“If you don’t mind the squeeze, I’ve got football on in the back,” He motioned toward the glorified office barely visible behind the desk. In reality, it was a closet with a tiny sofa and a small TV. The real work took place away from the foyer. Max used the cubbyhole at night, so he was readily available for any guest who needed him.
The guy’s eyes lit up. “You have?”
“It’s the one time of day I can get anything other than endless soccer,” Max said, leading the way. It was strictly against hotel policy, but no one was around, and it would be nice to have some company, especially someone so easy on the eyes.
“Is it last week’s game? That was a doozy. And call me Robert. I keep thinking you’re talking to my dad,” Armitage said enthusiastically, his excitement momentarily dispelling the lines of weariness.
Max nodded. Being informal at this quiet time of night would be fine; he’d just have to remember to address him properly later when others were around. “Certainly, sir—Robert. I’m Max. It’s an old game, but it’s kinda nice to be watching something from home.”
“Max, is there any chance of another shot?” Robert waggled his glass at him.

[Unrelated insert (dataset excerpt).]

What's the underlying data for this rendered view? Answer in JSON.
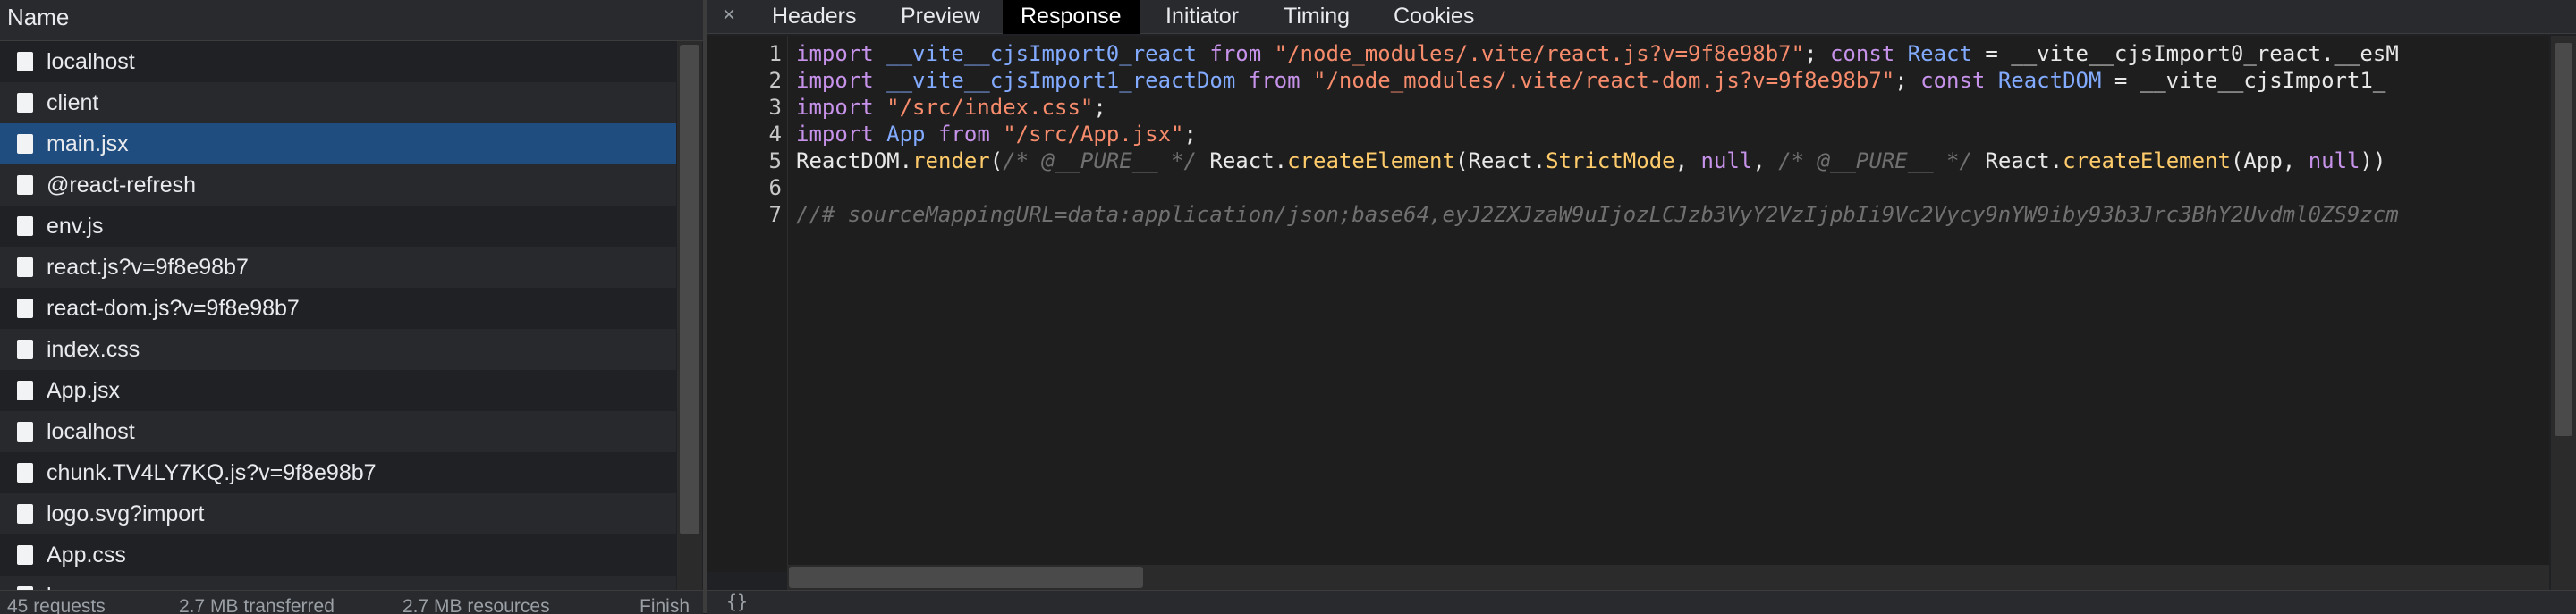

He settled his unexpected guest on the small sofa and went and got the bottle. He unpaused the game and poured out another shot.
Robert took the glass and paused. “Will you join me?”
Shaking his head, Max pointed to the burgundy button-down and black pants that made up his uniform. “Can’t. I’m on duty. I’ll stick with the coffee.”
“Maybe another time, then.”
Max nodded noncommittally, and they watched the game for a while, their bodies almost touching in the confined space. Both of them had seen it before, and spent much of the time analyzing the moves and criticizing the ref for some stupid decisions. As the game progressed, Max could feel the tension leaving Robert’s body. Once or twice Max got up to deal with another guest or a telephone inquiry. The last time Robert was dozing and didn’t stir as Max moved.
When Max returned, he looked at the small clock on the wall. It was four thirty. The morning staff would be making an appearance soon. He shook Robert’s arm. “Robert, time to make a move.”
Robert snorted and snuffled a little. “Wahh?” He tried to bury himself back down into the sofa.
“You need to go back to your room.”
“Yah, Mommy, soon.” Robert said drowsily, not moving a muscle.
Max tried hard to suppress his grin as he shook Robert a little harder. He could see how hard it was for Robert to force his eyes open. “Come on. You really need your bed, and I need a bit of cooperation from your body. You’re too big for me to carry you, dude.” He cursed himself for the informality, knowing that his Texan accent was slipping in response to Robert’s easy Southern drawl.
Grumbling under his breath Robert heaved himself to his feet, swaying alarmingly as he got his balance. “Guess the jetlag caught up with me,” he slurred.
“You’ll feel like shit tomorrow,” predicted Max as he guided him to the elevator.
“Gonna go clubbing tomorrow with Jason ’n’ Dave. Last nights as a free man. Doesn’t matter what ’m feel like, be worse then.”
“Yup, you probably will,” agreed Max as he guided/pushed/shoved Robert to his door. He opened the door for Robert and pushed him through, figuring that was really the extent of his assistance. “Night, Robert. Sleep well.”